My mother was a dancer throughout her young adult life and thought I might have an interest in it. She put me in classes when I was young and I’ve stuck with it ever since. Even though there’s a lot of stress that comes with being a professional dancer and it’s easy to psych yourself out at times, my favorite thing is the fact that I get to go to work everyday and do exactly what I want to be doing.
With ballet being to demanding on the body, how do you take care of your body especially during show weeks?
During show weeks I like to do lighter workouts to keep my body moving, but make sure I’m not adding additional stress onto my body. I like to focus a lot on keeping my legs loose and limber. I tend to get very tight in my lower legs, and excess tension can lead to additional problems elsewhere, so it’s best to stop the problem before it starts.
Have you had any injuries?
I have dislocated my shoulder twice now – it happened a couple of nights ago during Eroica. It can be scary after the fact, but it just makes you be more conscious of how you’re working with your partner for the safety of both of you.
Who is your ballet inspiration?
There’s not one specifically – I like it all. There’s so many beautiful dancers out there and so many unique stories to be told. That’s on of the incredible things about ballet. It’s such a personal art form that two people really can’t ever replicate the same performance. It has to be true to yourself, or else no one will be able to connect with it.
What has been your most rewarding experience on stage?
I’ve been very fortunate with the works that I’ve been able to perform over the past couple of years. I think that whatever I’m working on has to be the most rewarding. If it’s not, if I’m looking to the past as a time that was better than the present, then I will be resigning myself to the idea that I’ve “made it” somewhere. I’m still way too young and have way too much to work on before I can get sentimental.
What do you like to do outside of dance?
I like to draw. I’ve only started last season, but it’s a lot of fun to see the progress you can make in something over time. Specially something with such visible sings of improvement.
Any plans for the summer?
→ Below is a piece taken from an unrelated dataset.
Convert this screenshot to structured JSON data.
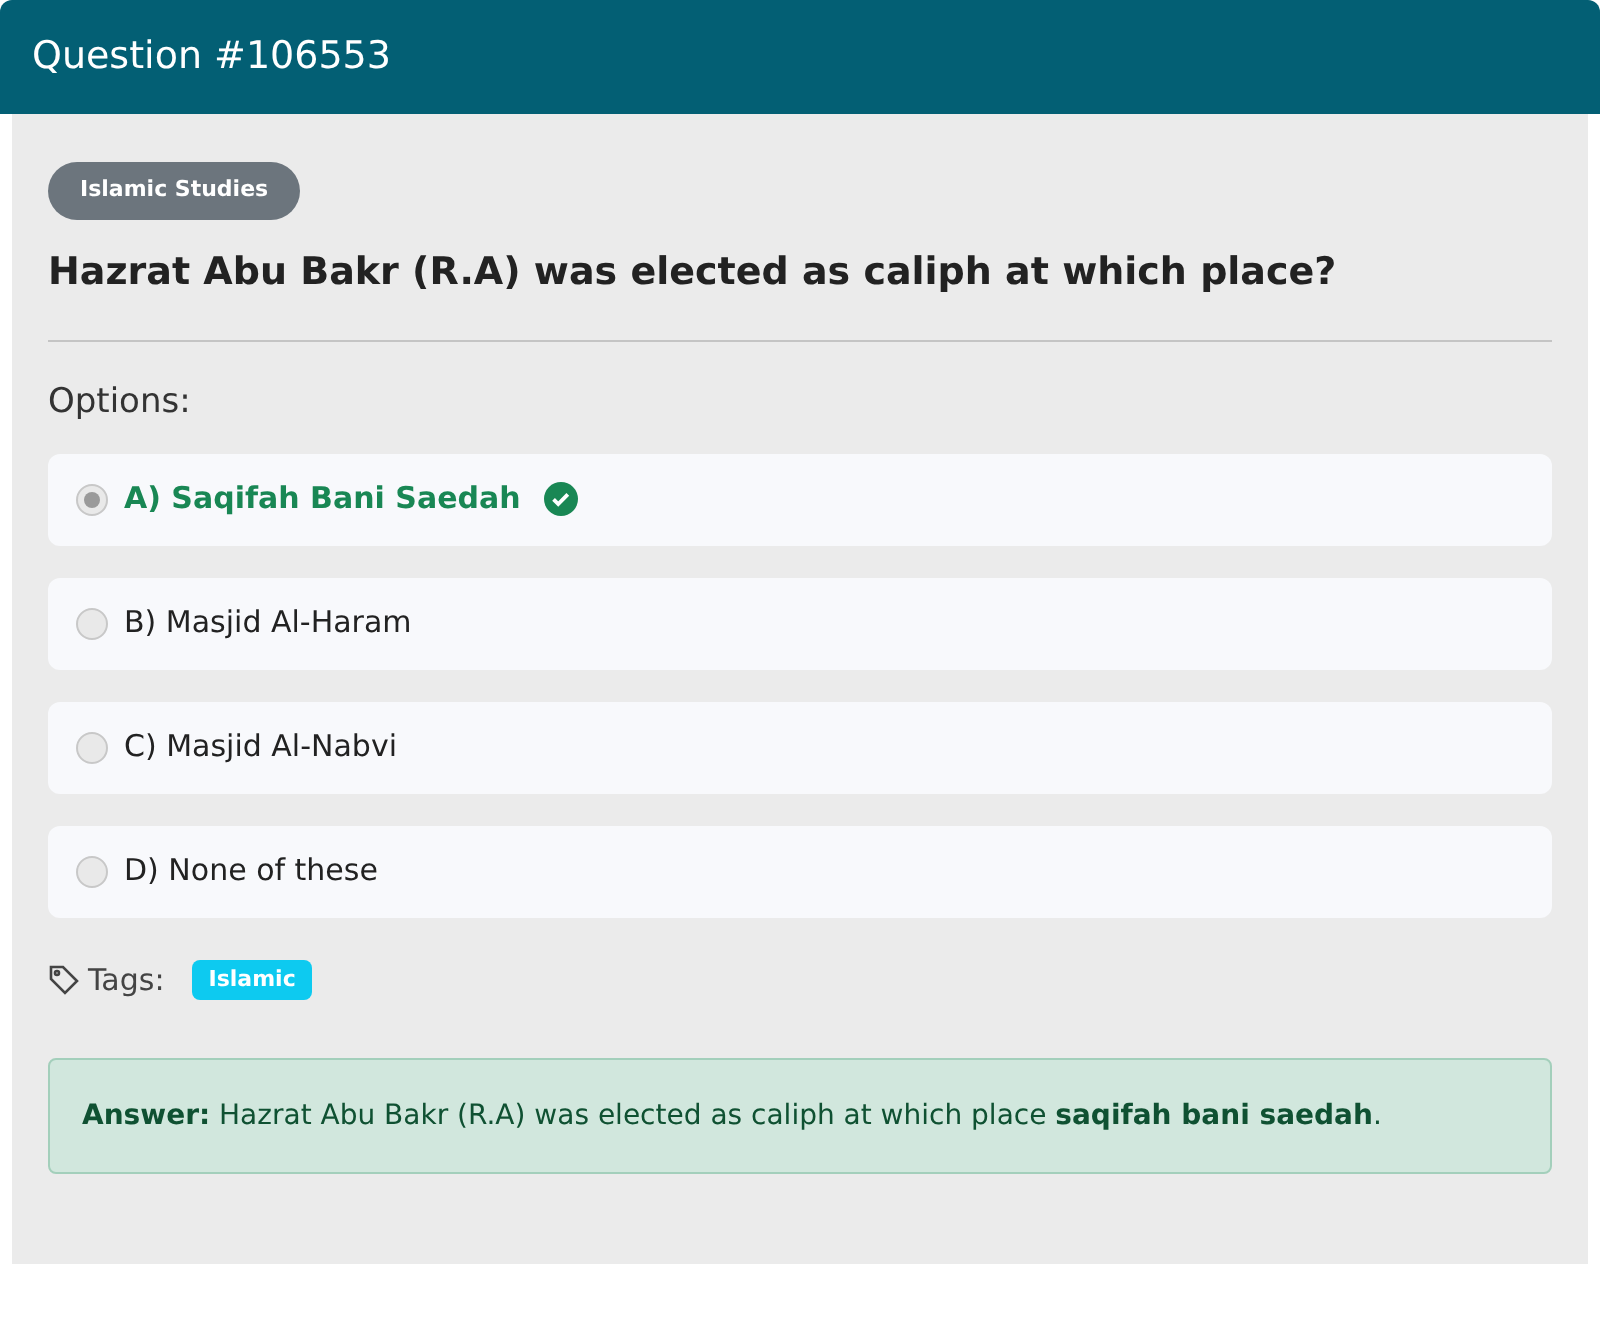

This summer I’m going to be a chaperone at The Washington Ballet summer intensive where I will be able to say in shape and take classes. Ballet never really stops once you’re this far in.
Any advice for aspiring dancers?
You get out what you put in. Your’e going to have to make sacrifices, you’re going to be tired and get hurt, and you might often wonder whether or not you really want to pursue such an unforgiving career. But if you put in the work everyday you’ll come out on the other side.